=== Critical reviews ===
E! Online's Kristin dos Santos called the installment "gut-wrenching", saying it was the type of episode that "rips out your heart and feeds it to you with a spoon". Ann Oldenburg of USA Today summarized that the episode required viewers to "reach for the Kleenex". TV Guide's Natalie Abrams called the episode "heartbreaking", and praised the performances by Dempsey and Ramirez for their realism. Writing for Newsday, Verne Gay called Sloan's death scene "touching", and opined that the show will be different without the character's presence.Kelly Schremph of Hollywood.com said the installment was "emotionally exhausting", adding that it foreshadowed a "drama-packed season". Schremph commented that all of the changes made it feel like an alternative reality episode, such as was featured in season eight. Writing for Entertainment Weekly, Tanner Stransky expressed similar viewpoints with Schremph, commenting that the installment paved the way for a great season, and that it resembled season eight's alternative reality episode. Stransky appreciated the "dignity" provided in Sloan's death scene, noting that the song played during the scene was "killer" and "so fitting". Jason Hughes of The Huffington Post called Sloan's death day "fateful". TV Fanatic gave a largely positive review to the season, "Grey's Anatomy always knows how to bring the drama and they did not fail in the Season 9 Premiere."The International Business Times' Arlene Paredes concluded that the episode "raised the bar for deeply emotional yet again", and noted that it was "one of the most high-anticipated TV [returns] this fall". TVLine's Michael Ausiello opined that the attempt to hide Robbins' fate was the "worst kept secret in TV land". Writing for AfterEllen, Bridget McManus threatened to boycott the show if Capshaw's character was killed, but thought the FaceTime calls between Yang and Meredith Grey were humorous. Mark A. Perigard of the Boston Herald was critical of the time it took to rescue the doctors, and deemed the flashbacks featuring Sloan "unconvincing". Zap2it's Carina Adly MacKenzie opined that it "became increasingly clear" that Sloan would die as the episode progressed, and praised Capshaw's performance, noting that it was "brief but truly striking".

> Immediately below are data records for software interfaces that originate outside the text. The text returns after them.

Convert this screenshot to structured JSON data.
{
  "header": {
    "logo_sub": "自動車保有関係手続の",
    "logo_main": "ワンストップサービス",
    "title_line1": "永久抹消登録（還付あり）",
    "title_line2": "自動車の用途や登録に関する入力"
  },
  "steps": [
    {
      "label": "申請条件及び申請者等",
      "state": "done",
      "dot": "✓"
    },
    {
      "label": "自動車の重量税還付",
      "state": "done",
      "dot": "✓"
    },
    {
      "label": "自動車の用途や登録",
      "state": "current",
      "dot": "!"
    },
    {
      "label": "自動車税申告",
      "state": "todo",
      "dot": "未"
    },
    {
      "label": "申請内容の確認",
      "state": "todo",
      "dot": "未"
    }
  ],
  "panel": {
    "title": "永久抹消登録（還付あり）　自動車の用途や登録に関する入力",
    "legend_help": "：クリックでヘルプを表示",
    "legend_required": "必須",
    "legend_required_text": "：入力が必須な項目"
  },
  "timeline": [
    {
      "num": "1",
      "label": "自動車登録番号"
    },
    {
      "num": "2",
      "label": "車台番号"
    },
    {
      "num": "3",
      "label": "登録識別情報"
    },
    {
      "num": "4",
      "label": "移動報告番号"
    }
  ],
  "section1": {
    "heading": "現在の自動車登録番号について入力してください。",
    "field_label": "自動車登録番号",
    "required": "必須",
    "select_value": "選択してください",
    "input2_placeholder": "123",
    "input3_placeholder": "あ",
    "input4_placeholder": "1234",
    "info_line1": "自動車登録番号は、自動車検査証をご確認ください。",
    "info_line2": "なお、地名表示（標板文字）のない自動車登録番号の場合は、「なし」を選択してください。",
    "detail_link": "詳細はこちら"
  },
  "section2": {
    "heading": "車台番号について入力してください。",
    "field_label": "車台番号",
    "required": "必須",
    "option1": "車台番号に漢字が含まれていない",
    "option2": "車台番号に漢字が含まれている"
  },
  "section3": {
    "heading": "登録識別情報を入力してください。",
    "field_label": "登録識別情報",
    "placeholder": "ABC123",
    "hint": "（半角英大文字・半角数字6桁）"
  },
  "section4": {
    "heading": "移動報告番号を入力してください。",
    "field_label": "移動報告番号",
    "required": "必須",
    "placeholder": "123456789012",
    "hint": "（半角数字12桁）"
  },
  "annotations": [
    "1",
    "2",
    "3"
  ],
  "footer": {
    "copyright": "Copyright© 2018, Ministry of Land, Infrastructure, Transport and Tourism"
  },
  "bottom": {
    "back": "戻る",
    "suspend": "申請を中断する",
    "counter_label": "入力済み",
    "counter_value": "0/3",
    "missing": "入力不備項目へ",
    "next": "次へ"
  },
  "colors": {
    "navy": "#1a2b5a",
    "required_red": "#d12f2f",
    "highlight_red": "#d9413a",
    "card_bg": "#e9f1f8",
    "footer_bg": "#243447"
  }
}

== References ==
== External links ==
"Going, Going, Gone" at ABC.com
"Going, Going, Gone" at IMDb